Full Story

UKSC Blog, 26th May 2020

Source: ukscblog.com

“This lopsided Treaty…” Is the US/UK Extradition Treaty imbalanced? – 6KBW College Hill

Posted April 17th, 2020 in chambers articles, extradition, interpretation, news, treaties by sally

‘Recent high-profile extradition cases have breathed new life into the old question of whether extradition relations between the US and the UK are imbalanced.
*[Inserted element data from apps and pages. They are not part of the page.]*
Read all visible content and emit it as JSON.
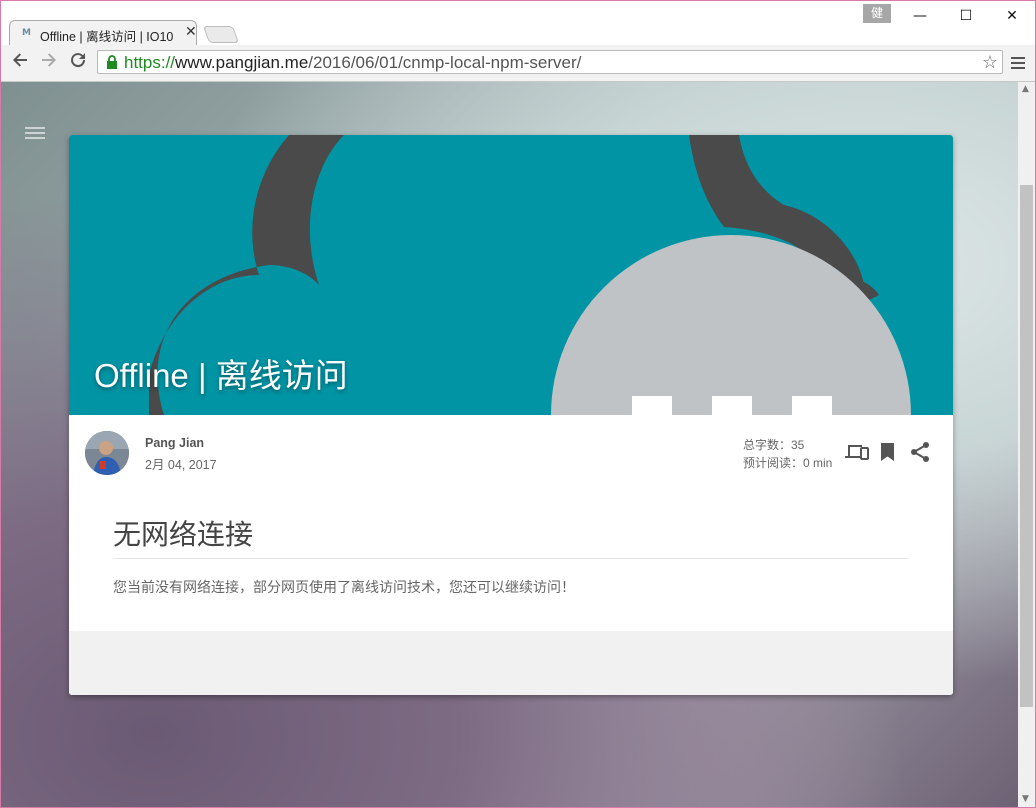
{
  "browser": {
    "tab_title": "Offline | 离线访问 | IO10",
    "tab_favicon": "M",
    "tab_close": "✕",
    "user_badge": "健",
    "window_controls": {
      "minimize": "—",
      "maximize": "☐",
      "close": "✕"
    },
    "url": {
      "scheme": "https://",
      "host": "www.pangjian.me",
      "path": "/2016/06/01/cnmp-local-npm-server/"
    },
    "icons": {
      "back": "arrow-left-icon",
      "forward": "arrow-right-icon",
      "reload": "reload-icon",
      "lock": "lock-icon",
      "star": "star-icon",
      "menu": "menu-icon"
    }
  },
  "page": {
    "hero_title": "Offline | 离线访问",
    "author": "Pang Jian",
    "date": "2月 04, 2017",
    "word_count": "总字数：35",
    "read_time": "预计阅读：0 min",
    "content_title": "无网络连接",
    "content_text": "您当前没有网络连接，部分网页使用了离线访问技术，您还可以继续访问！",
    "colors": {
      "hero": "#0094a4",
      "cloud": "#4a4a4a",
      "plug": "#bfc3c6"
    }
  }
}
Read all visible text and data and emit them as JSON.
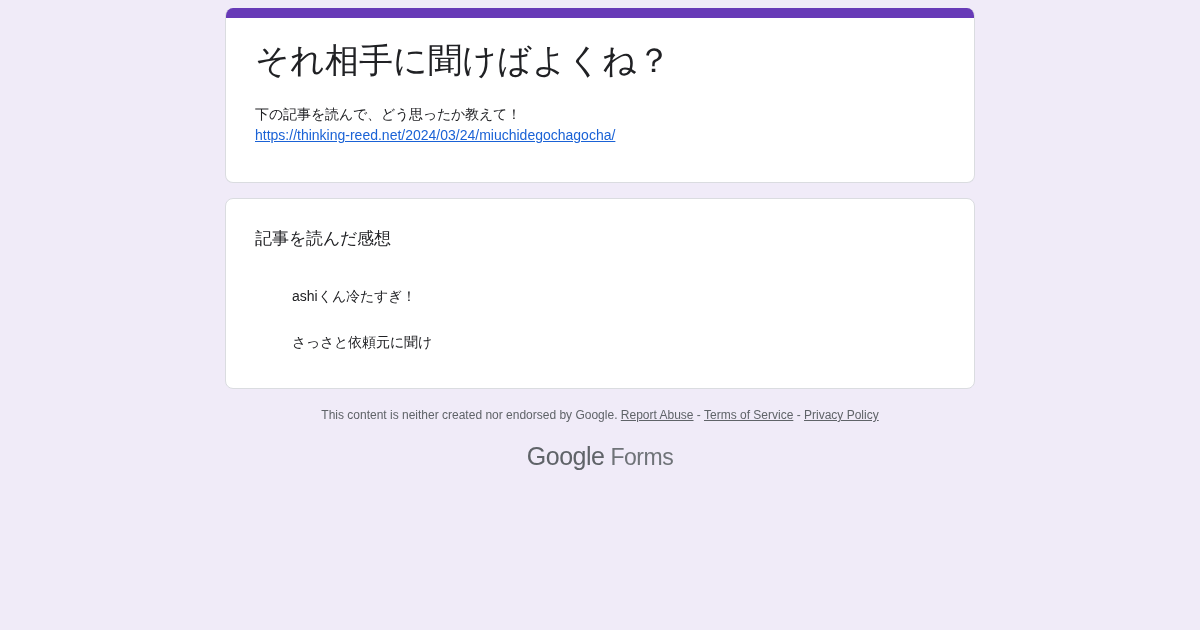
{
  "header": {
    "title": "それ相手に聞けばよくね？",
    "description": "下の記事を読んで、どう思ったか教えて！",
    "link": "https://thinking-reed.net/2024/03/24/miuchidegochagocha/"
  },
  "question": {
    "title": "記事を読んだ感想",
    "answers": [
      "ashiくん冷たすぎ！",
      "さっさと依頼元に聞け"
    ]
  },
  "footer": {
    "notice": "This content is neither created nor endorsed by Google.",
    "links": [
      "Report Abuse",
      "Terms of Service",
      "Privacy Policy"
    ],
    "separator": "-"
  },
  "logo": {
    "brand": "Google",
    "product": "Forms"
  }
}
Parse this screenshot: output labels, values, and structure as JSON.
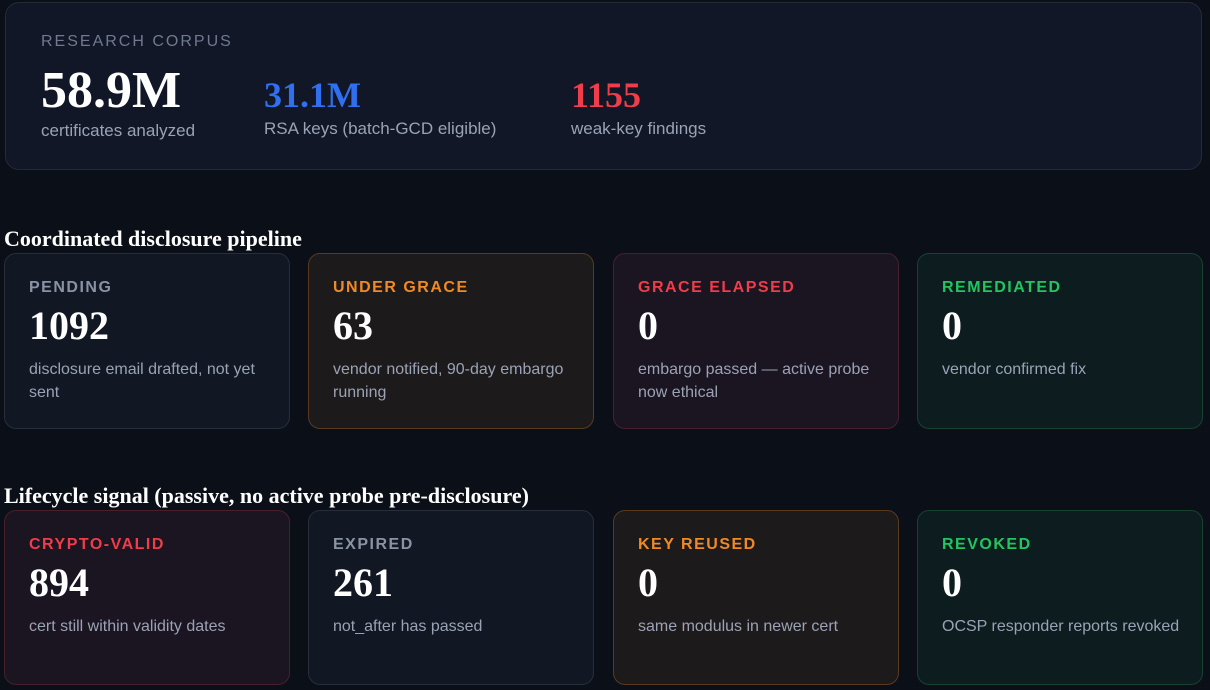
{
  "corpus": {
    "eyebrow": "RESEARCH CORPUS",
    "metrics": [
      {
        "value": "58.9M",
        "label": "certificates analyzed",
        "color": "#ffffff"
      },
      {
        "value": "31.1M",
        "label": "RSA keys (batch-GCD eligible)",
        "color": "#2f6ff0"
      },
      {
        "value": "1155",
        "label": "weak-key findings",
        "color": "#ef3d4a"
      }
    ]
  },
  "pipeline": {
    "title": "Coordinated disclosure pipeline",
    "cards": [
      {
        "label": "PENDING",
        "value": "1092",
        "desc": "disclosure email drafted, not yet sent",
        "tone": "neutral"
      },
      {
        "label": "UNDER GRACE",
        "value": "63",
        "desc": "vendor notified, 90-day embargo running",
        "tone": "orange"
      },
      {
        "label": "GRACE ELAPSED",
        "value": "0",
        "desc": "embargo passed — active probe now ethical",
        "tone": "red"
      },
      {
        "label": "REMEDIATED",
        "value": "0",
        "desc": "vendor confirmed fix",
        "tone": "green"
      }
    ]
  },
  "lifecycle": {
    "title": "Lifecycle signal (passive, no active probe pre-disclosure)",
    "cards": [
      {
        "label": "CRYPTO-VALID",
        "value": "894",
        "desc": "cert still within validity dates",
        "tone": "red"
      },
      {
        "label": "EXPIRED",
        "value": "261",
        "desc": "not_after has passed",
        "tone": "neutral"
      },
      {
        "label": "KEY REUSED",
        "value": "0",
        "desc": "same modulus in newer cert",
        "tone": "orange"
      },
      {
        "label": "REVOKED",
        "value": "0",
        "desc": "OCSP responder reports revoked",
        "tone": "green"
      }
    ]
  },
  "colors": {
    "background": "#0b0f18",
    "neutral": "#8a93a6",
    "orange": "#f08a24",
    "red": "#ef3d4a",
    "green": "#22c55e",
    "blue": "#2f6ff0"
  }
}
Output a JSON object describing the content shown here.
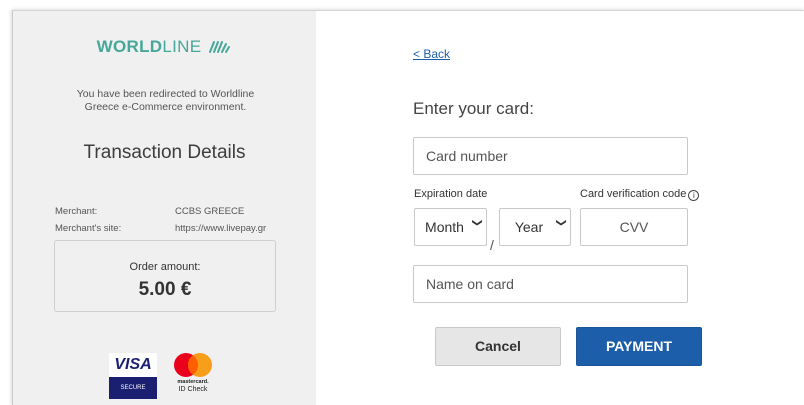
{
  "summary": {
    "logo_bold": "WORLD",
    "logo_light": "LINE",
    "redirect_line1": "You have been redirected to Worldline",
    "redirect_line2": "Greece e-Commerce environment.",
    "title": "Transaction Details",
    "merchant_label": "Merchant:",
    "merchant_value": "CCBS GREECE",
    "site_label": "Merchant's site:",
    "site_value": "https://www.livepay.gr",
    "order_label": "Order amount:",
    "order_amount": "5.00 €"
  },
  "badges": {
    "visa_top": "VISA",
    "visa_bottom": "SECURE",
    "mc_line1": "mastercard.",
    "mc_line2": "ID Check"
  },
  "form": {
    "back_link": "< Back",
    "heading": "Enter your card:",
    "card_number_placeholder": "Card number",
    "expiration_label": "Expiration date",
    "cvv_label": "Card verification code",
    "month_value": "Month",
    "year_value": "Year",
    "date_separator": "/",
    "cvv_placeholder": "CVV",
    "name_placeholder": "Name on card",
    "cancel_label": "Cancel",
    "payment_label": "PAYMENT"
  },
  "colors": {
    "brand_teal": "#46a79a",
    "primary_blue": "#1d5eaa",
    "panel_gray": "#f0f0f0"
  }
}
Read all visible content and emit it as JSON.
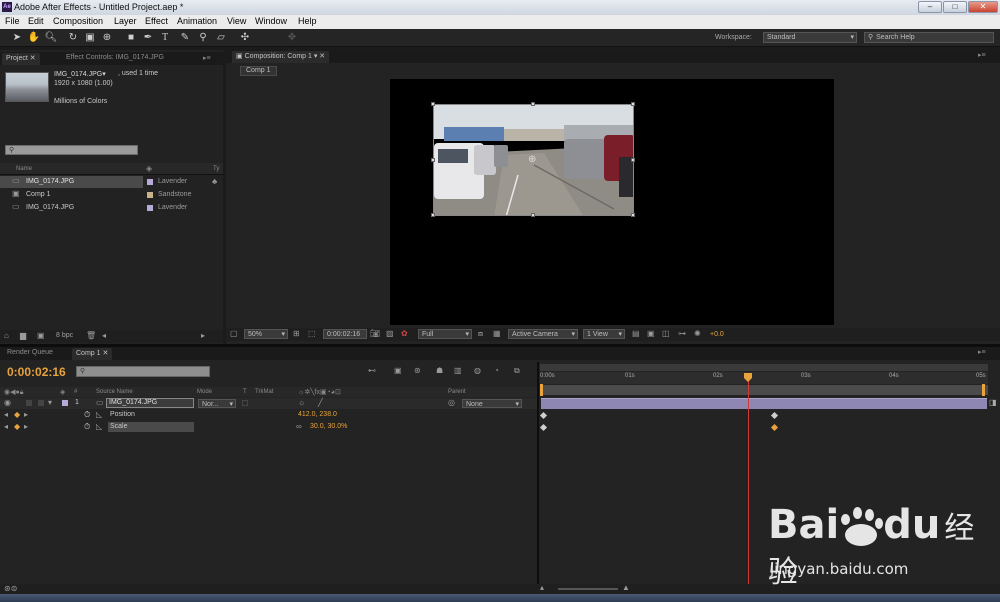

On 12 February 2020, the Leader of the Opposition stated in Parliament “this lopsided treaty means the US can request extradition in circumstances that Britain cannot”. The Prime Minister replied: “to be frank, I think the right honourable Gentleman has a point in his characterisation of our extradition arrangements with the United States”. It is a question that has arisen time and again since the UK ratified the US/UK Extradition Treaty 2003 (‘the 2003 Treaty’). So, where does the truth of the matter lie?’

Full Story

6KBW College Hill, 9th April 2020

Source: blog.6kbw.com

Treaty scrutiny -A brave new frontier for Parliament – UK Constitutional Law Association

Posted March 18th, 2020 in brexit, constitutional law, news, parliament, royal prerogative, treaties by sally

‘On Tuesday 17 March, the House of Lords endorsed a report by the Procedure Committee which has the effect of establishing a new Committee tasked with scrutinising international agreements, or treaties, that are negotiated and signed by the UK in 2020.’

Full Story

UK Constitutional Law Association, 18th March 2020

Source: ukconstitutionallaw.org

Supreme Court: ICSID award enforceable as state aid investigation continues – OUT-LAW.com

Posted February 27th, 2020 in arbitration, EC law, enforcement, news, state aids, Supreme Court, treaties by tracey

‘The UK Supreme Court has ruled that an arbitration award made under the International Centre for Settlement of Investment Disputes (ICSID) Convention is enforceable despite an ongoing EU state aid investigation.’

Full Story

OUT-LAW.com, 26th February 2020

Source: www.pinsentmasons.com

Understanding the implementation of the Withdrawal Agreement in domestic law – Brexit Law

Posted February 11th, 2020 in brexit, chambers articles, EC law, news, treaties by sally

‘As explained in a previous post, the entry into force on 31 January 2020 of the UK’s Withdrawal Agreement, following its ratification by both the UK and the EU, would not in and of itself have meant that the Withdrawal Agreement had effect in UK law. Rather, legislation was required to implement it.’

Full Story

Brexit Law, 11th February 2020

Source: brexit.law

The final constitutional steps to withdrawal – Brexit Law

Posted February 6th, 2020 in brexit, constitutional law, news, treaties by sally

‘At 11 pm GMT on 31 January 2020, the UK left the EU. But what final steps had to be taken for this to happen lawfully?’

Full Story

Brexit Law, 6th February 2020

Source: brexit.law